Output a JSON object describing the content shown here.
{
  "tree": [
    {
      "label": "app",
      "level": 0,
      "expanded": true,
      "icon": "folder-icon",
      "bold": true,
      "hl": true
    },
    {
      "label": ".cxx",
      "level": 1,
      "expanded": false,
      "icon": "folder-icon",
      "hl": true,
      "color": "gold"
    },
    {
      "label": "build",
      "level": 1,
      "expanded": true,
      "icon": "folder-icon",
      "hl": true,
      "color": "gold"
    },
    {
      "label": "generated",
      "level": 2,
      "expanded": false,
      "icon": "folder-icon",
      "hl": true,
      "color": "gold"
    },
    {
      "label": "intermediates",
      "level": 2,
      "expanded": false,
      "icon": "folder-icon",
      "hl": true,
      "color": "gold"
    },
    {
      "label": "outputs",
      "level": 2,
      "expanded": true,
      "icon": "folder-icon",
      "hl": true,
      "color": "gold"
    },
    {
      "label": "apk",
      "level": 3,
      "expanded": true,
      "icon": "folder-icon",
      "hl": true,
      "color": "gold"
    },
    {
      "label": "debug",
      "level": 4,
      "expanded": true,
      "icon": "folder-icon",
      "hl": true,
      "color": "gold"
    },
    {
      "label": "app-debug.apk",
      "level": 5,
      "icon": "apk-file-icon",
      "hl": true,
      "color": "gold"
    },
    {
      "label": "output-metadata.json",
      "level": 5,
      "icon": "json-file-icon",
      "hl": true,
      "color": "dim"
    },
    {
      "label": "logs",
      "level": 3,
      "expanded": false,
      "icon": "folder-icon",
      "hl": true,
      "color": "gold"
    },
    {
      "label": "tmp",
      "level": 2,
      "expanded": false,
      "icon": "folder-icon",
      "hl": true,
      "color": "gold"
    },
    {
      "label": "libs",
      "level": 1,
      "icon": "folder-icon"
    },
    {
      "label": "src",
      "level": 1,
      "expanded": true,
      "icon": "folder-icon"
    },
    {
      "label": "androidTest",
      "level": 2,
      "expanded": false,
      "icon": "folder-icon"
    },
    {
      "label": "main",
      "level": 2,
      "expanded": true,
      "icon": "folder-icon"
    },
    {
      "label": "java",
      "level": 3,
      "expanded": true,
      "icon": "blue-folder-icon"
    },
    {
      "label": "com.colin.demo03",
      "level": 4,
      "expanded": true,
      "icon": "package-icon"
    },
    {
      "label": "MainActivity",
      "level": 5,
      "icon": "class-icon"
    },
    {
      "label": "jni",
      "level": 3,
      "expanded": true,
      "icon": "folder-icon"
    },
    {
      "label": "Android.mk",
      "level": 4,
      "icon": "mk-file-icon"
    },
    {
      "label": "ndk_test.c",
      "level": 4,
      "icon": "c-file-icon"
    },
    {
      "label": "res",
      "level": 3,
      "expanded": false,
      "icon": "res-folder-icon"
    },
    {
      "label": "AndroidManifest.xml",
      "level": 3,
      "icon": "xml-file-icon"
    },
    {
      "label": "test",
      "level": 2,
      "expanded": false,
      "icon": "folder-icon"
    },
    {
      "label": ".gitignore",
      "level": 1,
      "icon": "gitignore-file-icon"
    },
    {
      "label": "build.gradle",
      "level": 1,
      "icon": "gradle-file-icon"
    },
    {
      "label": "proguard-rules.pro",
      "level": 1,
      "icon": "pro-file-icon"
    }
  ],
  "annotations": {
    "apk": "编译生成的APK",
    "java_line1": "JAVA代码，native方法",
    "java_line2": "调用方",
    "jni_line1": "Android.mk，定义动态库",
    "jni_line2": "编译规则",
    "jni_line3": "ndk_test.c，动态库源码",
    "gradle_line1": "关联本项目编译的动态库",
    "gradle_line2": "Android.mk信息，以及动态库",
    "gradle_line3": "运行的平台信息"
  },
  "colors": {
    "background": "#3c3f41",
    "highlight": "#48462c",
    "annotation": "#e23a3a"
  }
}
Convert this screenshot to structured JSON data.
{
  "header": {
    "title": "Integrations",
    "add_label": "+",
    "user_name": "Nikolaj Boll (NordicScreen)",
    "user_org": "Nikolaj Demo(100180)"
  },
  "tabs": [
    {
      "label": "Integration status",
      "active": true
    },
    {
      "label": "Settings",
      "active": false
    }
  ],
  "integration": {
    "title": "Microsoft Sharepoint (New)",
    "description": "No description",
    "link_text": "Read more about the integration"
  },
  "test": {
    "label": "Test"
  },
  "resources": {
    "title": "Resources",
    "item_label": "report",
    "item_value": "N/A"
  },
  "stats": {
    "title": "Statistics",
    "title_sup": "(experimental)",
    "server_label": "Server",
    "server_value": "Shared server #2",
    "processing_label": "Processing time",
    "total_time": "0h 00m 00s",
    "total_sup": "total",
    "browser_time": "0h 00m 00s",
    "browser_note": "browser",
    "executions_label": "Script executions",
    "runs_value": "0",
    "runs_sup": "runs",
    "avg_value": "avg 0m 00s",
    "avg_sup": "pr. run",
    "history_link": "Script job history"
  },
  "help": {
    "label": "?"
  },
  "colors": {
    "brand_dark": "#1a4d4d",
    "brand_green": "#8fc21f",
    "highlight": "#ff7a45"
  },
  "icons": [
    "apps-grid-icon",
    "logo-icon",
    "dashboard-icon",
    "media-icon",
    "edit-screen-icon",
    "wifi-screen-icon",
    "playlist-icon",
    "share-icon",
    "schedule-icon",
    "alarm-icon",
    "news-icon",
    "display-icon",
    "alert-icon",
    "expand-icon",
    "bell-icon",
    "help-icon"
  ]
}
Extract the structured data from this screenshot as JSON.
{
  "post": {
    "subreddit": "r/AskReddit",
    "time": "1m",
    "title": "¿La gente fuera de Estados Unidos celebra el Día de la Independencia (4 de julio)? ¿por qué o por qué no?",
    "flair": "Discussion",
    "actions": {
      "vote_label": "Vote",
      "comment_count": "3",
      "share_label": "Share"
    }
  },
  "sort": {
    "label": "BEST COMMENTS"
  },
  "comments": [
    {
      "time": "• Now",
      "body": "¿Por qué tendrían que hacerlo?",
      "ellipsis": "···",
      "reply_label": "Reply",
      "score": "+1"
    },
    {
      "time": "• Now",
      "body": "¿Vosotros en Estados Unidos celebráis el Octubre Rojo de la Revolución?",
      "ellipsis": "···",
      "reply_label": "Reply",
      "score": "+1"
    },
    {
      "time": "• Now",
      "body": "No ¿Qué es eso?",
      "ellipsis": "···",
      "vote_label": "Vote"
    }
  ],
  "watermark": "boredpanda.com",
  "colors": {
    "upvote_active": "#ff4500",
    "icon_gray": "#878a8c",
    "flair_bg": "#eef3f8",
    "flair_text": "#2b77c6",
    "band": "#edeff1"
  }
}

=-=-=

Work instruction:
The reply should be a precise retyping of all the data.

Your response:
Output a JSON object describing the content shown here.
{
  "tree": [
    {
      "label": "app",
      "level": 0,
      "expanded": true,
      "icon": "folder-icon",
      "bold": true,
      "hl": true
    },
    {
      "label": ".cxx",
      "level": 1,
      "expanded": false,
      "icon": "folder-icon",
      "hl": true,
      "color": "gold"
    },
    {
      "label": "build",
      "level": 1,
      "expanded": true,
      "icon": "folder-icon",
      "hl": true,
      "color": "gold"
    },
    {
      "label": "generated",
      "level": 2,
      "expanded": false,
      "icon": "folder-icon",
      "hl": true,
      "color": "gold"
    },
    {
      "label": "intermediates",
      "level": 2,
      "expanded": false,
      "icon": "folder-icon",
      "hl": true,
      "color": "gold"
    },
    {
      "label": "outputs",
      "level": 2,
      "expanded": true,
      "icon": "folder-icon",
      "hl": true,
      "color": "gold"
    },
    {
      "label": "apk",
      "level": 3,
      "expanded": true,
      "icon": "folder-icon",
      "hl": true,
      "color": "gold"
    },
    {
      "label": "debug",
      "level": 4,
      "expanded": true,
      "icon": "folder-icon",
      "hl": true,
      "color": "gold"
    },
    {
      "label": "app-debug.apk",
      "level": 5,
      "icon": "apk-file-icon",
      "hl": true,
      "color": "gold"
    },
    {
      "label": "output-metadata.json",
      "level": 5,
      "icon": "json-file-icon",
      "hl": true,
      "color": "dim"
    },
    {
      "label": "logs",
      "level": 3,
      "expanded": false,
      "icon": "folder-icon",
      "hl": true,
      "color": "gold"
    },
    {
      "label": "tmp",
      "level": 2,
      "expanded": false,
      "icon": "folder-icon",
      "hl": true,
      "color": "gold"
    },
    {
      "label": "libs",
      "level": 1,
      "icon": "folder-icon"
    },
    {
      "label": "src",
      "level": 1,
      "expanded": true,
      "icon": "folder-icon"
    },
    {
      "label": "androidTest",
      "level": 2,
      "expanded": false,
      "icon": "folder-icon"
    },
    {
      "label": "main",
      "level": 2,
      "expanded": true,
      "icon": "folder-icon"
    },
    {
      "label": "java",
      "level": 3,
      "expanded": true,
      "icon": "blue-folder-icon"
    },
    {
      "label": "com.colin.demo03",
      "level": 4,
      "expanded": true,
      "icon": "package-icon"
    },
    {
      "label": "MainActivity",
      "level": 5,
      "icon": "class-icon"
    },
    {
      "label": "jni",
      "level": 3,
      "expanded": true,
      "icon": "folder-icon"
    },
    {
      "label": "Android.mk",
      "level": 4,
      "icon": "mk-file-icon"
    },
    {
      "label": "ndk_test.c",
      "level": 4,
      "icon": "c-file-icon"
    },
    {
      "label": "res",
      "level": 3,
      "expanded": false,
      "icon": "res-folder-icon"
    },
    {
      "label": "AndroidManifest.xml",
      "level": 3,
      "icon": "xml-file-icon"
    },
    {
      "label": "test",
      "level": 2,
      "expanded": false,
      "icon": "folder-icon"
    },
    {
      "label": ".gitignore",
      "level": 1,
      "icon": "gitignore-file-icon"
    },
    {
      "label": "build.gradle",
      "level": 1,
      "icon": "gradle-file-icon"
    },
    {
      "label": "proguard-rules.pro",
      "level": 1,
      "icon": "pro-file-icon"
    }
  ],
  "annotations": {
    "apk": "编译生成的APK",
    "java_line1": "JAVA代码，native方法",
    "java_line2": "调用方",
    "jni_line1": "Android.mk，定义动态库",
    "jni_line2": "编译规则",
    "jni_line3": "ndk_test.c，动态库源码",
    "gradle_line1": "关联本项目编译的动态库",
    "gradle_line2": "Android.mk信息，以及动态库",
    "gradle_line3": "运行的平台信息"
  },
  "colors": {
    "background": "#3c3f41",
    "highlight": "#48462c",
    "annotation": "#e23a3a"
  }
}
Convert this screenshot to structured JSON data.
{
  "header": {
    "title": "Integrations",
    "add_label": "+",
    "user_name": "Nikolaj Boll (NordicScreen)",
    "user_org": "Nikolaj Demo(100180)"
  },
  "tabs": [
    {
      "label": "Integration status",
      "active": true
    },
    {
      "label": "Settings",
      "active": false
    }
  ],
  "integration": {
    "title": "Microsoft Sharepoint (New)",
    "description": "No description",
    "link_text": "Read more about the integration"
  },
  "test": {
    "label": "Test"
  },
  "resources": {
    "title": "Resources",
    "item_label": "report",
    "item_value": "N/A"
  },
  "stats": {
    "title": "Statistics",
    "title_sup": "(experimental)",
    "server_label": "Server",
    "server_value": "Shared server #2",
    "processing_label": "Processing time",
    "total_time": "0h 00m 00s",
    "total_sup": "total",
    "browser_time": "0h 00m 00s",
    "browser_note": "browser",
    "executions_label": "Script executions",
    "runs_value": "0",
    "runs_sup": "runs",
    "avg_value": "avg 0m 00s",
    "avg_sup": "pr. run",
    "history_link": "Script job history"
  },
  "help": {
    "label": "?"
  },
  "colors": {
    "brand_dark": "#1a4d4d",
    "brand_green": "#8fc21f",
    "highlight": "#ff7a45"
  },
  "icons": [
    "apps-grid-icon",
    "logo-icon",
    "dashboard-icon",
    "media-icon",
    "edit-screen-icon",
    "wifi-screen-icon",
    "playlist-icon",
    "share-icon",
    "schedule-icon",
    "alarm-icon",
    "news-icon",
    "display-icon",
    "alert-icon",
    "expand-icon",
    "bell-icon",
    "help-icon"
  ]
}
Extract the structured data from this screenshot as JSON.
{
  "post": {
    "subreddit": "r/AskReddit",
    "time": "1m",
    "title": "¿La gente fuera de Estados Unidos celebra el Día de la Independencia (4 de julio)? ¿por qué o por qué no?",
    "flair": "Discussion",
    "actions": {
      "vote_label": "Vote",
      "comment_count": "3",
      "share_label": "Share"
    }
  },
  "sort": {
    "label": "BEST COMMENTS"
  },
  "comments": [
    {
      "time": "• Now",
      "body": "¿Por qué tendrían que hacerlo?",
      "ellipsis": "···",
      "reply_label": "Reply",
      "score": "+1"
    },
    {
      "time": "• Now",
      "body": "¿Vosotros en Estados Unidos celebráis el Octubre Rojo de la Revolución?",
      "ellipsis": "···",
      "reply_label": "Reply",
      "score": "+1"
    },
    {
      "time": "• Now",
      "body": "No ¿Qué es eso?",
      "ellipsis": "···",
      "vote_label": "Vote"
    }
  ],
  "watermark": "boredpanda.com",
  "colors": {
    "upvote_active": "#ff4500",
    "icon_gray": "#878a8c",
    "flair_bg": "#eef3f8",
    "flair_text": "#2b77c6",
    "band": "#edeff1"
  }
}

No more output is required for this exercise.